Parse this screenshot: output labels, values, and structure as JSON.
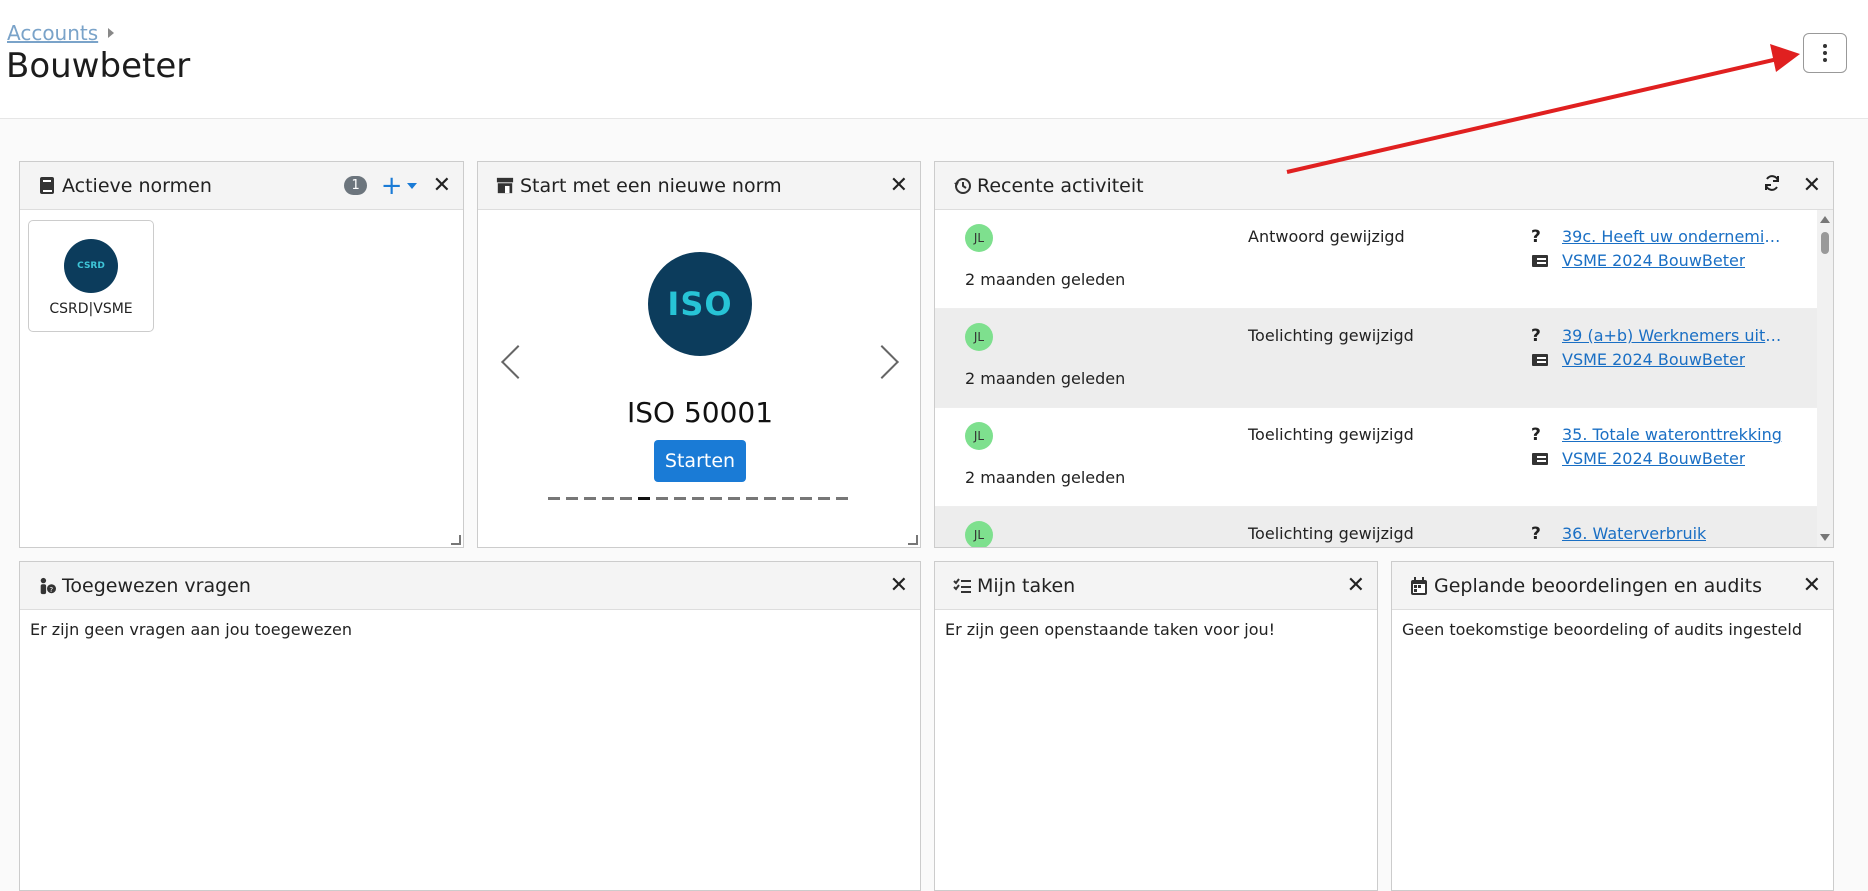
{
  "header": {
    "breadcrumb": "Accounts",
    "title": "Bouwbeter"
  },
  "widgets": {
    "active_norms": {
      "title": "Actieve normen",
      "badge": "1",
      "norm_label": "CSRD|VSME",
      "norm_logo_text": "CSRD"
    },
    "new_norm": {
      "title": "Start met een nieuwe norm",
      "logo_text": "ISO",
      "norm_name": "ISO 50001",
      "start_label": "Starten",
      "slide_count": 17,
      "active_slide": 5
    },
    "recent": {
      "title": "Recente activiteit",
      "rows": [
        {
          "initials": "JL",
          "action": "Antwoord gewijzigd",
          "question": "39c. Heeft uw onderneming...",
          "source": "VSME 2024 BouwBeter",
          "time": "2 maanden geleden"
        },
        {
          "initials": "JL",
          "action": "Toelichting gewijzigd",
          "question": "39 (a+b) Werknemers uitge...",
          "source": "VSME 2024 BouwBeter",
          "time": "2 maanden geleden"
        },
        {
          "initials": "JL",
          "action": "Toelichting gewijzigd",
          "question": "35. Totale wateronttrekking",
          "source": "VSME 2024 BouwBeter",
          "time": "2 maanden geleden"
        },
        {
          "initials": "JL",
          "action": "Toelichting gewijzigd",
          "question": "36. Waterverbruik",
          "source": "",
          "time": ""
        }
      ]
    },
    "assigned": {
      "title": "Toegewezen vragen",
      "empty": "Er zijn geen vragen aan jou toegewezen"
    },
    "tasks": {
      "title": "Mijn taken",
      "empty": "Er zijn geen openstaande taken voor jou!"
    },
    "audits": {
      "title": "Geplande beoordelingen en audits",
      "empty": "Geen toekomstige beoordeling of audits ingesteld"
    }
  },
  "colors": {
    "accent": "#1a7bd6",
    "avatar": "#7ee08e",
    "annotation_arrow": "#e02020"
  }
}
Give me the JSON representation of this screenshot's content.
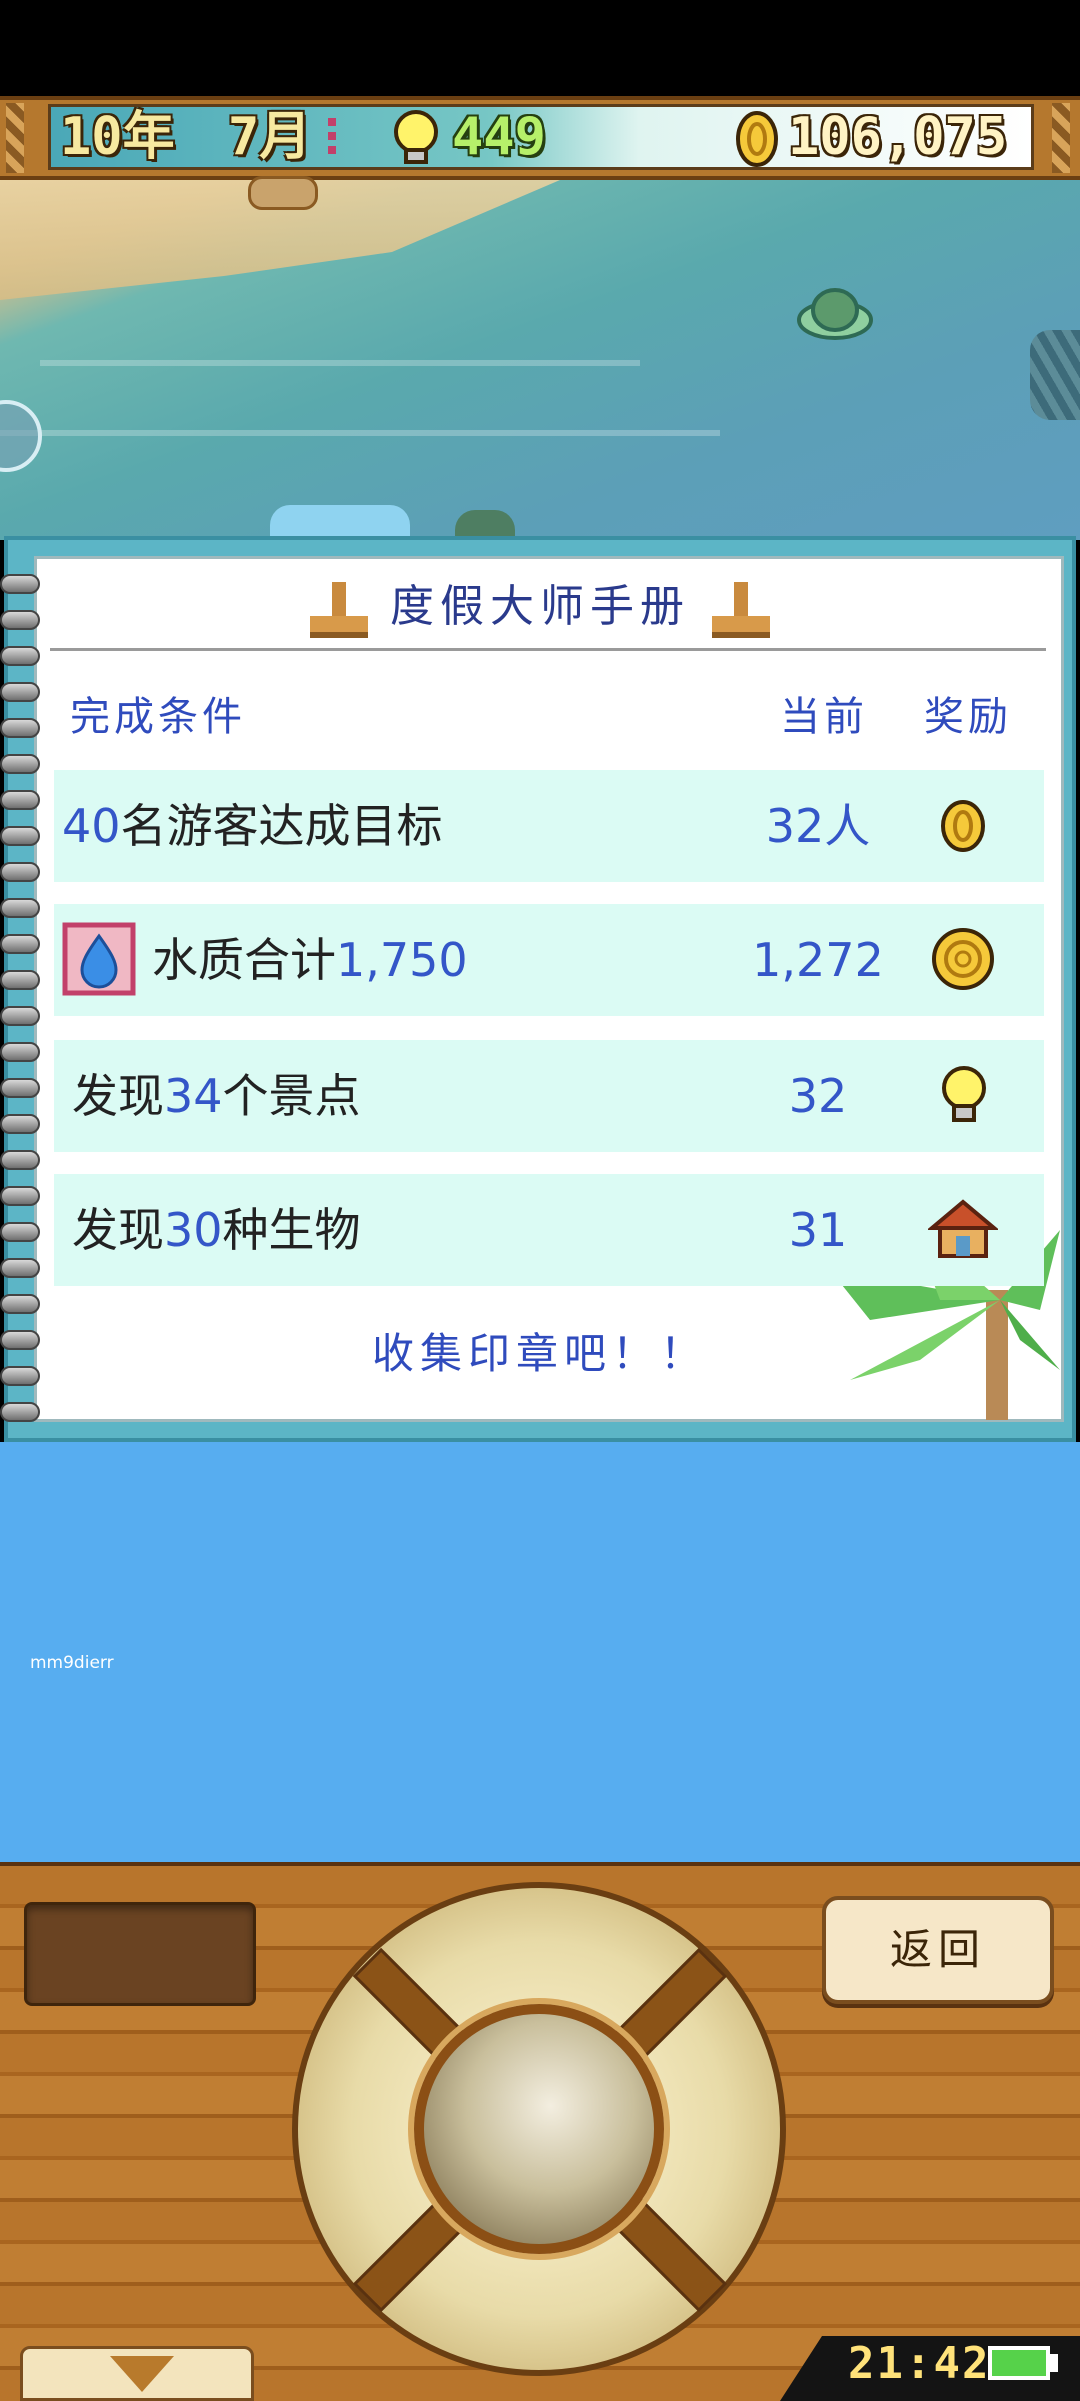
{
  "hud": {
    "year": "10年",
    "month": "7月",
    "ideas": "449",
    "money": "106,075"
  },
  "notebook": {
    "title": "度假大师手册",
    "header_condition": "完成条件",
    "header_current": "当前",
    "header_reward": "奖励",
    "rows": [
      {
        "pre": "",
        "num": "40",
        "post": "名游客达成目标",
        "current": "32人",
        "reward_icon": "gold-coin-icon"
      },
      {
        "pre": "水质合计",
        "num": "1,750",
        "post": "",
        "current": "1,272",
        "reward_icon": "large-coin-icon",
        "row_icon": "water-drop-icon"
      },
      {
        "pre": "发现",
        "num": "34",
        "post": "个景点",
        "current": "32",
        "reward_icon": "lightbulb-icon"
      },
      {
        "pre": "发现",
        "num": "30",
        "post": "种生物",
        "current": "31",
        "reward_icon": "house-icon"
      }
    ],
    "footer": "收集印章吧！！"
  },
  "overlay": {
    "username": "mm9dierr"
  },
  "controls": {
    "back_label": "返回"
  },
  "status": {
    "time": "21:42"
  },
  "colors": {
    "accent_blue": "#3456c8",
    "row_bg": "#dbfbf4",
    "wood": "#b8752c",
    "blue_area": "#57adf0"
  }
}
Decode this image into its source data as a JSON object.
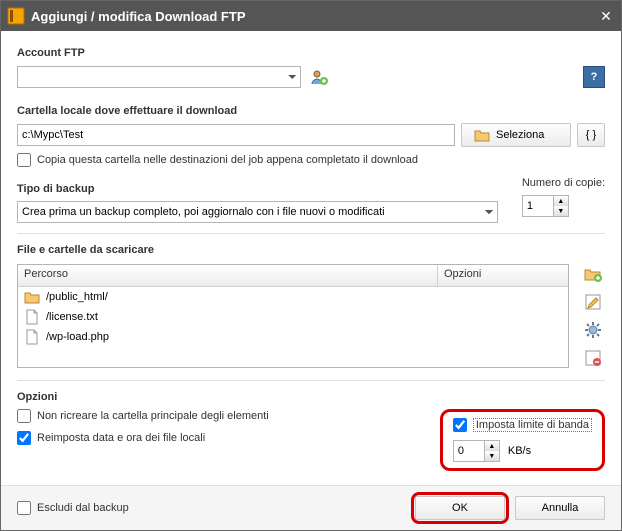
{
  "titlebar": {
    "title": "Aggiungi / modifica Download FTP"
  },
  "account": {
    "label": "Account FTP",
    "selected": " "
  },
  "localFolder": {
    "label": "Cartella locale dove effettuare il download",
    "value": "c:\\Mypc\\Test",
    "selectBtn": "Seleziona",
    "copyCheckbox": "Copia questa cartella nelle destinazioni del job appena completato il download"
  },
  "backupType": {
    "label": "Tipo di backup",
    "selected": "Crea prima un backup completo, poi aggiornalo con i file nuovi o modificati",
    "copiesLabel": "Numero di copie:",
    "copiesValue": "1"
  },
  "fileList": {
    "label": "File e cartelle da scaricare",
    "col1": "Percorso",
    "col2": "Opzioni",
    "rows": [
      {
        "type": "folder",
        "name": "/public_html/"
      },
      {
        "type": "file",
        "name": "/license.txt"
      },
      {
        "type": "file",
        "name": "/wp-load.php"
      }
    ]
  },
  "options": {
    "label": "Opzioni",
    "noRecreate": {
      "label": "Non ricreare la cartella principale degli elementi",
      "checked": false
    },
    "resetDate": {
      "label": "Reimposta data e ora dei file locali",
      "checked": true
    },
    "bandLimit": {
      "label": "Imposta limite di banda",
      "checked": true
    },
    "bandValue": "0",
    "bandUnit": "KB/s"
  },
  "footer": {
    "exclude": "Escludi dal backup",
    "ok": "OK",
    "cancel": "Annulla"
  }
}
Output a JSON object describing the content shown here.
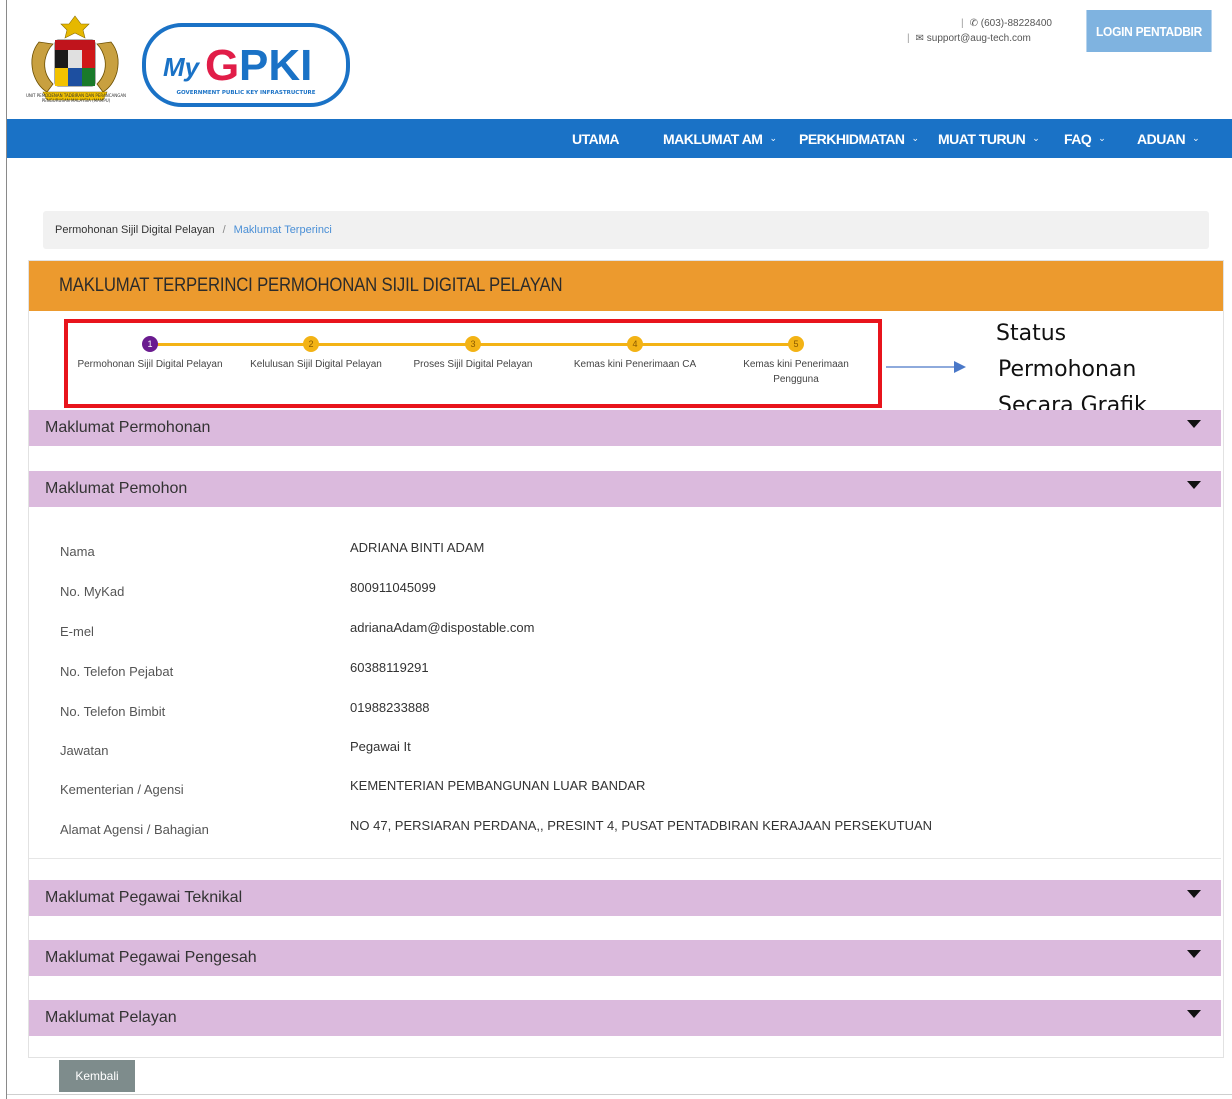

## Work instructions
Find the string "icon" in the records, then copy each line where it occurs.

## Solved exercise
        "reward_icon": "gold-coin-icon"
        "reward_icon": "large-coin-icon",
        "row_icon": "water-drop-icon"
        "reward_icon": "lightbulb-icon"
        "reward_icon": "house-icon"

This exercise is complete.